And there were other worse implied problems – the fact that the Transporter could, apparently, duplicate PEOPLE under the wrong (or right) circumstances. Trek – in all its incarnations – skirted these issues with a lot of “Treknobabble” and handwaving which was, unfortunately, inconsistent. One set of novels DID tackle this problem (Marshak and Culbreath’s The Price of the Phoenix and The Fate of the Phoenix) but were ignored for various reasons.
Despite these flaws, however, the original Star Trek was more than good enough to gather a following, sometimes a fanatical following, of fans. The modern era of fanfiction is generally accepted to have started with Star Trek fanfic in the late 1960s – early 1970s. The network was thinking of cancelling Trek after its second season; the fans wrote in a huge number of letters (some sources say as many as one million pieces, this in an era long before email; so these were physical, handwritten or typed letters!) and Trek got a third season (which was apparently deliberately designed to kill it off – change of person running the show, change of timeslot to late Friday, and reduction of budget). It was subsequently cancelled…
… and it refused to finish dying. The fanbase continued to expand with the series in syndication, and ultimately – ten years after it was cancelled – it was reborn in movie form, created a long-running movie series, and twenty-one years after the original Star Trek debuted, a follow-on series called Star Trek: The Next Generation.
I confess to considering all the follow-on series inferior to the original, with Deep Space 9 being the best of the newer Treks and Voyager the worst. I did very much enjoy the 2009 movie; what the next movie holds for the franchise I can’t guess – the trailers don’t grab me, but I’ve noticed that sometimes the trailers just choose the wrong pieces for my taste.
Trek did end up with one of the few parodies I could enjoy, however, in the magnificently written and acted Galaxy Quest, which managed to both skewer the original (and some parts of the follow-ons) and at the same time show how very much the original was loved, and why, something that most parodies fail miserably to do. This was a parody done by people who very much understood both what was wrong, and what was right, with the original and instead of cruel mockery, were simply making gentle fun of the whole thing.
With respect to my writing, I could not possibly escape being influenced by Star Trek. The general optimism of the future, the multispecies cooperative Federation, the memes spread by Trek (by the truckload), these are things I’ve either had to work with, or work against, in anything space related. In some ways, it’s almost a fight to avoid doing something “like” Trek, but still true to my basic nature.
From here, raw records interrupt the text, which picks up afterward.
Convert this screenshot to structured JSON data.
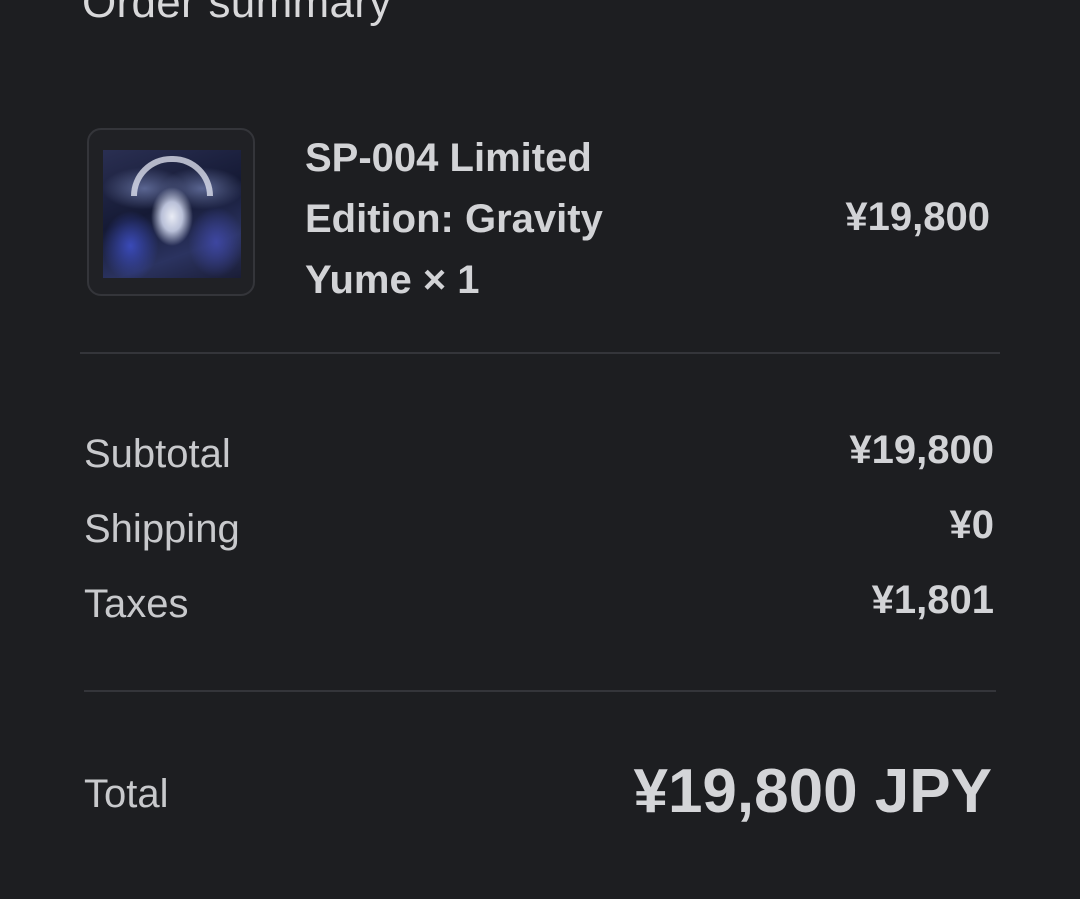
{
  "header": {
    "title": "Order summary"
  },
  "item": {
    "name": "SP-004 Limited Edition: Gravity Yume × 1",
    "price": "¥19,800"
  },
  "summary": {
    "subtotal_label": "Subtotal",
    "subtotal_value": "¥19,800",
    "shipping_label": "Shipping",
    "shipping_value": "¥0",
    "taxes_label": "Taxes",
    "taxes_value": "¥1,801"
  },
  "total": {
    "label": "Total",
    "value": "¥19,800 JPY"
  }
}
I work more at my world consistency, but then, I’m doing all of it myself, not working to a deadline with a dozen other writers all working independently.
But perhaps its single greatest influence is that opening monologue, which to this day still sends a chill down my spine every time I hear it, or the minor variations (“where no one has gone before”). It encapsulates the essence of space adventure stories in a way nothing before or since has ever managed, and it can revive that spark of awe and uplifting optimism no matter how dark my days become.
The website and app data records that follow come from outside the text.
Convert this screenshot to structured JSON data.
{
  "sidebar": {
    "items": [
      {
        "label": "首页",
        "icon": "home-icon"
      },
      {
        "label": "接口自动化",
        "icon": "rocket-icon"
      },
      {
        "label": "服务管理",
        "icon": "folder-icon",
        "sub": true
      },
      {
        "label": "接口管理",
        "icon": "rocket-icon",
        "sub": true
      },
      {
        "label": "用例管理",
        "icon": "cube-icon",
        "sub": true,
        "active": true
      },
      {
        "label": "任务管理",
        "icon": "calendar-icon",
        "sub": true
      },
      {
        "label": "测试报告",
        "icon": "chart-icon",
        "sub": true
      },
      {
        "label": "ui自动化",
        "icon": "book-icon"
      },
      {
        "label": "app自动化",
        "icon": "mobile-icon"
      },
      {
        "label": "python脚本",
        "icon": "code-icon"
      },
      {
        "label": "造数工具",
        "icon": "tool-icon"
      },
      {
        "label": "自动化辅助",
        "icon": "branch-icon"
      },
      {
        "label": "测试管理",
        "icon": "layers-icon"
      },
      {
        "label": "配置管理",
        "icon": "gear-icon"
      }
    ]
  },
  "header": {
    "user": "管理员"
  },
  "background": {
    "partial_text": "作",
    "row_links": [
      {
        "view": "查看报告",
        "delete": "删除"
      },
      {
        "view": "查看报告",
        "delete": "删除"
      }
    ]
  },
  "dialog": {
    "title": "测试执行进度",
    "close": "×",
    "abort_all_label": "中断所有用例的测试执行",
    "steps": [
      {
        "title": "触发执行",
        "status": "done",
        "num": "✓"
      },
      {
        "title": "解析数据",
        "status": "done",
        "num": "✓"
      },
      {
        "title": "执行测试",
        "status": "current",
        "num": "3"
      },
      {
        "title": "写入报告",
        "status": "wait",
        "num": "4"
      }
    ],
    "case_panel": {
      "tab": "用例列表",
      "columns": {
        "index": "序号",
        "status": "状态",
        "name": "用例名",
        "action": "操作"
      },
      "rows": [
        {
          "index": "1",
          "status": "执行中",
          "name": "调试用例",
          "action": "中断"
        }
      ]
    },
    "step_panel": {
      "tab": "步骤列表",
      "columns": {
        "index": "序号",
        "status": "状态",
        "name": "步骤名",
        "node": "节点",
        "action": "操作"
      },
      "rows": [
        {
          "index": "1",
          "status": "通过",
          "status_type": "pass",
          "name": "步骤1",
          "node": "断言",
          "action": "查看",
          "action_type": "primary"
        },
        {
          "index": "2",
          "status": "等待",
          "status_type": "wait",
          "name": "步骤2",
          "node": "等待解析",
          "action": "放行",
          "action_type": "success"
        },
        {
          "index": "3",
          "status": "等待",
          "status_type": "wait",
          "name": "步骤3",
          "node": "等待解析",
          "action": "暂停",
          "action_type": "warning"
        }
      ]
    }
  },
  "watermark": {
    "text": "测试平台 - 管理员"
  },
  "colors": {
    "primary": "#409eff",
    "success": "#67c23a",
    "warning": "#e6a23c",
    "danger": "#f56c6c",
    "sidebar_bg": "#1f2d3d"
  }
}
Thank you, Gene Roddenberry. Thank you, William Shatner, Leonard Nimoy, DeForest Kelley, James Doohan, Nichelle Nichols, George Takei, Walter Koenig, and all the rest. For three years you brought wonder into every living room… and then it spread to cover the world.